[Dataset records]
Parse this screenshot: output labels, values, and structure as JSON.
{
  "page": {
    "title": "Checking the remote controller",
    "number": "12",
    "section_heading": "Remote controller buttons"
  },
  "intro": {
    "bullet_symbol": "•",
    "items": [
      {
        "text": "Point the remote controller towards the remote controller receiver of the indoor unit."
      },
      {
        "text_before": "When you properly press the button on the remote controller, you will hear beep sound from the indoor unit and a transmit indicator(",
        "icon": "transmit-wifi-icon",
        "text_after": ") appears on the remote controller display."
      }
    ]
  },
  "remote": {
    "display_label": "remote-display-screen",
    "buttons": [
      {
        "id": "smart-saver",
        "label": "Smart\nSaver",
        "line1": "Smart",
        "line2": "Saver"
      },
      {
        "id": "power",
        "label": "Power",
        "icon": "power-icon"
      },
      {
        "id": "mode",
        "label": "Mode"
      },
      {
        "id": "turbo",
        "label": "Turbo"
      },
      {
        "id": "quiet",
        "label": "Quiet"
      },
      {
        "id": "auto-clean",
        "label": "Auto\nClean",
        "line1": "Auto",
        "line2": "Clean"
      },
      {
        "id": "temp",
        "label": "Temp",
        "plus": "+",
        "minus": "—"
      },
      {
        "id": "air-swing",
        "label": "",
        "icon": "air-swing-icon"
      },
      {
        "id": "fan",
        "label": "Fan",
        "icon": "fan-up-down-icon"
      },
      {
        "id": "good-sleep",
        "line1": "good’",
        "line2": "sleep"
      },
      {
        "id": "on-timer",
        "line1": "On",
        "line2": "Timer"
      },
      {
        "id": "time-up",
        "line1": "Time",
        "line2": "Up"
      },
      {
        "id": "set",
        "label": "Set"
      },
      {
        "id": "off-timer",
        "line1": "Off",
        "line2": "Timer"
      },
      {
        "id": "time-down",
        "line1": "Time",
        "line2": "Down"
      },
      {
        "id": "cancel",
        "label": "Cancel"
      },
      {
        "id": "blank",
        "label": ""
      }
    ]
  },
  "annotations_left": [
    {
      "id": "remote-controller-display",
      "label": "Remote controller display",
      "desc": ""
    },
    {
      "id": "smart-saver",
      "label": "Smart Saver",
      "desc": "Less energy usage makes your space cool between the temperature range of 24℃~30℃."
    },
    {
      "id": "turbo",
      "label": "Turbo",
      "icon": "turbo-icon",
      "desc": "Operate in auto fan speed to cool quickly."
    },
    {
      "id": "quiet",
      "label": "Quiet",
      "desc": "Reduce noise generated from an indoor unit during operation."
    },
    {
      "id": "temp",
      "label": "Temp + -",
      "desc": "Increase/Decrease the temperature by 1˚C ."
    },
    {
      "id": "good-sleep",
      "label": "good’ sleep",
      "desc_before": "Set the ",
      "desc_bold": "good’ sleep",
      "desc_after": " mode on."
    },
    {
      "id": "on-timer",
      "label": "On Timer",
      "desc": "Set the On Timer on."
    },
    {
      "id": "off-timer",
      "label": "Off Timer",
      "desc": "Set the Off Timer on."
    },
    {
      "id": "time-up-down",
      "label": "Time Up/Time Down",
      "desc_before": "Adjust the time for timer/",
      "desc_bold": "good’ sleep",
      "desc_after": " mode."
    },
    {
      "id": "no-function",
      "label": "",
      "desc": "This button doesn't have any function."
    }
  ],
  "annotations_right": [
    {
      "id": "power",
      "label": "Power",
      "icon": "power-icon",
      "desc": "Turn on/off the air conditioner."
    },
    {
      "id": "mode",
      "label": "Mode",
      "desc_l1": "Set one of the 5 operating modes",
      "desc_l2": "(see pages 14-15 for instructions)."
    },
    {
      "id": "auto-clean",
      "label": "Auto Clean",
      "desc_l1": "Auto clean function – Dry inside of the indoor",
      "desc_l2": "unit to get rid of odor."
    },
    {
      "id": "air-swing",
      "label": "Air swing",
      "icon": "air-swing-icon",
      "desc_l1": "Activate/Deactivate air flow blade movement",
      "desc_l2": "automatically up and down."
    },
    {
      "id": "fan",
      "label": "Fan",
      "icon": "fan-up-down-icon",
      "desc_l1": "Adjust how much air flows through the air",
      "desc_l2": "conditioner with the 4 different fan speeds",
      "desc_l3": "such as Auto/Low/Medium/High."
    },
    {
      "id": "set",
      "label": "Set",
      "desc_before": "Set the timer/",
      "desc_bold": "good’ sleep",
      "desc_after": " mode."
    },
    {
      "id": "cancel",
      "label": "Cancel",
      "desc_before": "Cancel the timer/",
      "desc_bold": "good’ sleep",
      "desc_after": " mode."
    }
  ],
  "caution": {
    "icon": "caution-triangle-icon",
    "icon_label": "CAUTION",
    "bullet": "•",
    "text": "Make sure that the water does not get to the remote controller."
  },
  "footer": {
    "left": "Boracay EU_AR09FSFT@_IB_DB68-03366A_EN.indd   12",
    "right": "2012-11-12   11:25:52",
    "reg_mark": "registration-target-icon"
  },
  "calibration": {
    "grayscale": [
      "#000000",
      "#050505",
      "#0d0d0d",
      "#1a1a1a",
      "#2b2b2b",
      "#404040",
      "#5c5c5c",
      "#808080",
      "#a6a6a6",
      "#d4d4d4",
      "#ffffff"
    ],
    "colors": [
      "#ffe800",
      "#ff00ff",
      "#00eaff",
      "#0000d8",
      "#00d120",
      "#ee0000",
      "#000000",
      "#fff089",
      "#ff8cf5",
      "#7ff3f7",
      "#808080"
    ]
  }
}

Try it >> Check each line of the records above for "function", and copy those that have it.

Reply to the exercise >>
      "id": "no-function",
      "desc": "This button doesn't have any function."
      "desc_l1": "Auto clean function – Dry inside of the indoor",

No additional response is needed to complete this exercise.